Charu Kohli, 1 Maulana Azad Medical College, New Delhi, India.
Jugal Kishore, 1 Maulana Azad Medical College, New Delhi, India.
About the Author: Monika Sahoo has completed her internship for the MBBS undergraduate program at Maulana Azad Medical College, New Delhi, India.
Correspondence Charu Kohli., Address: Resident, Department of Community Medicine, Maulana Azad Medical College, New Delhi, India. Email: email@example.com
Cite as: Sahoo M, Kohli C, Kishore J. Health Literacy Levels among Outpatients at a Tertiary Hospital in Delhi, India. Int J Med Students. 2014 Nov-2015 Mar;3(1):29-33.
Copyright © 2015 Monika Sahoo, Charu Kohli, Jugal Kishore
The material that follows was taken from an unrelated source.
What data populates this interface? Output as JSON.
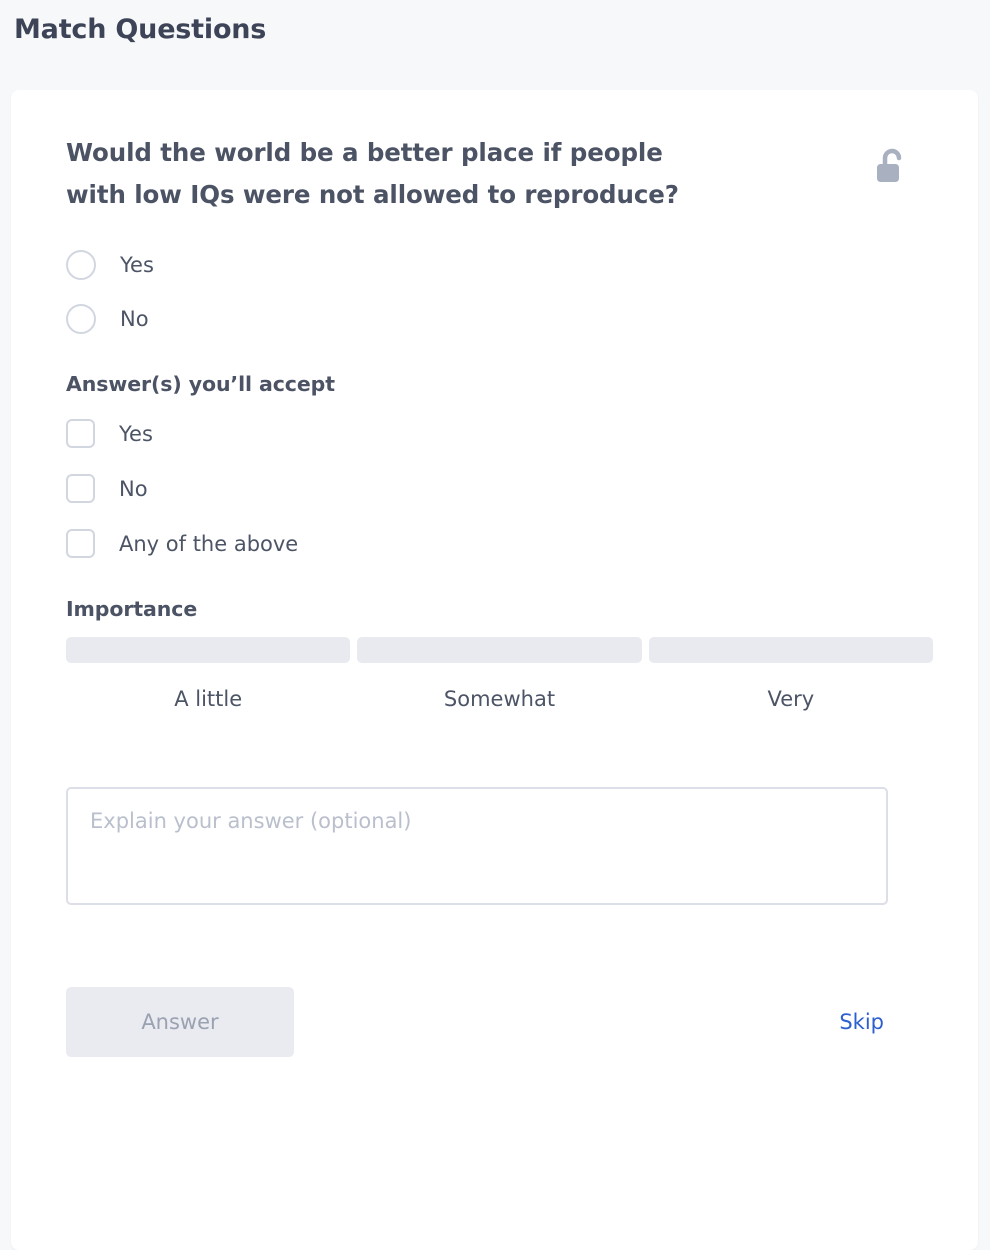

International Journal of Medical Students, VOLUME 3, NUMBER 1, March 2015